* **Data shown**:

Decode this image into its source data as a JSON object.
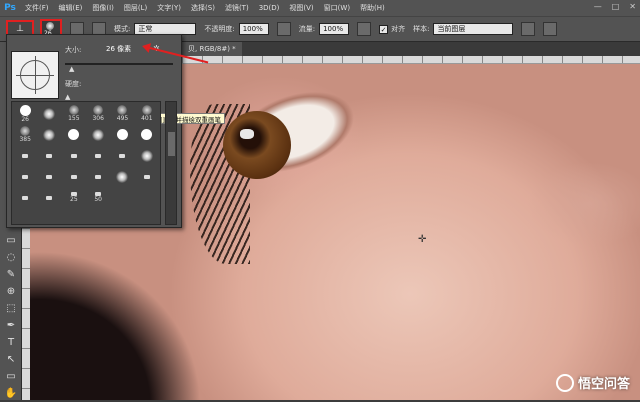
{
  "app": {
    "logo": "Ps"
  },
  "menu": [
    "文件(F)",
    "编辑(E)",
    "图像(I)",
    "图层(L)",
    "文字(Y)",
    "选择(S)",
    "滤镜(T)",
    "3D(D)",
    "视图(V)",
    "窗口(W)",
    "帮助(H)"
  ],
  "window_controls": [
    "—",
    "□",
    "✕"
  ],
  "options": {
    "brush_size_badge": "26",
    "mode_label": "模式:",
    "mode_value": "正常",
    "opacity_label": "不透明度:",
    "opacity_value": "100%",
    "flow_label": "流量:",
    "flow_value": "100%",
    "align_label": "对齐",
    "align_checked": true,
    "sample_label": "样本:",
    "sample_value": "当前图层"
  },
  "document_tab": "贝, RGB/8#) *",
  "brush_panel": {
    "size_label": "大小:",
    "size_value": "26 像素",
    "hardness_label": "硬度:",
    "tooltip": "设置主要画笔的直径并描绘双重画笔",
    "presets": [
      {
        "label": "26",
        "kind": "hard"
      },
      {
        "label": "",
        "kind": "soft"
      },
      {
        "label": "155",
        "kind": "texture"
      },
      {
        "label": "306",
        "kind": "texture"
      },
      {
        "label": "495",
        "kind": "texture"
      },
      {
        "label": "401",
        "kind": "texture"
      },
      {
        "label": "385",
        "kind": "texture"
      },
      {
        "label": "",
        "kind": "soft"
      },
      {
        "label": "",
        "kind": "hard"
      },
      {
        "label": "",
        "kind": "soft"
      },
      {
        "label": "",
        "kind": "hard"
      },
      {
        "label": "",
        "kind": "hard"
      },
      {
        "label": "",
        "kind": "small"
      },
      {
        "label": "",
        "kind": "small"
      },
      {
        "label": "",
        "kind": "small"
      },
      {
        "label": "",
        "kind": "small"
      },
      {
        "label": "",
        "kind": "small"
      },
      {
        "label": "",
        "kind": "soft"
      },
      {
        "label": "",
        "kind": "small"
      },
      {
        "label": "",
        "kind": "small"
      },
      {
        "label": "",
        "kind": "small"
      },
      {
        "label": "",
        "kind": "small"
      },
      {
        "label": "",
        "kind": "soft"
      },
      {
        "label": "",
        "kind": "small"
      },
      {
        "label": "",
        "kind": "small"
      },
      {
        "label": "",
        "kind": "small"
      },
      {
        "label": "25",
        "kind": "small"
      },
      {
        "label": "50",
        "kind": "small"
      }
    ]
  },
  "tools": [
    "▭",
    "◌",
    "✎",
    "⊕",
    "⬚",
    "✒",
    "T",
    "↖",
    "▭",
    "✋",
    "🔍"
  ],
  "watermark": "悟空问答",
  "colors": {
    "accent": "#e02020",
    "panel": "#535353",
    "ps_blue": "#31a8ff"
  }
}
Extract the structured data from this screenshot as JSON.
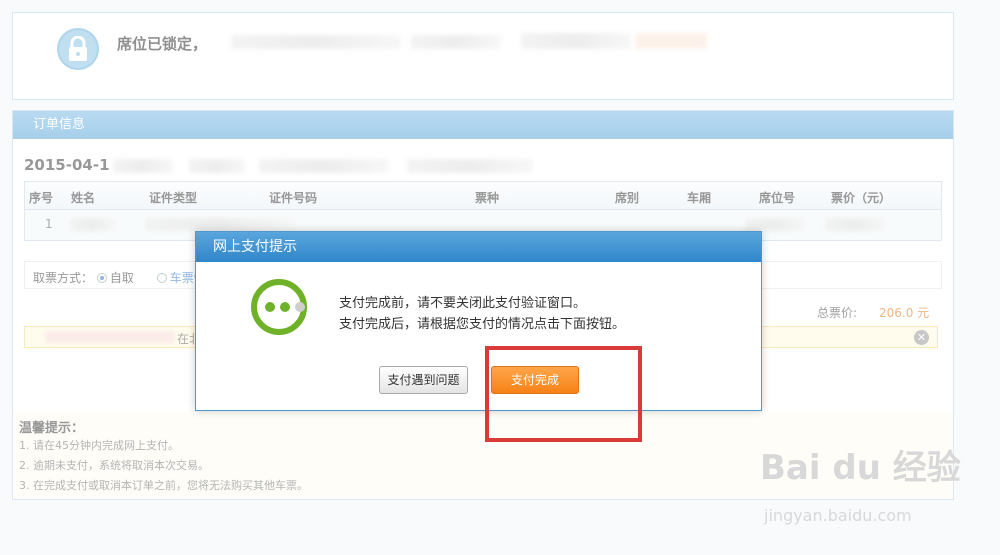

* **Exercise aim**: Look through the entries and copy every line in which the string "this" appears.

* **Written answer**:
Decode this image into its source data as a JSON object.
Extract the structured data from this screenshot as JSON.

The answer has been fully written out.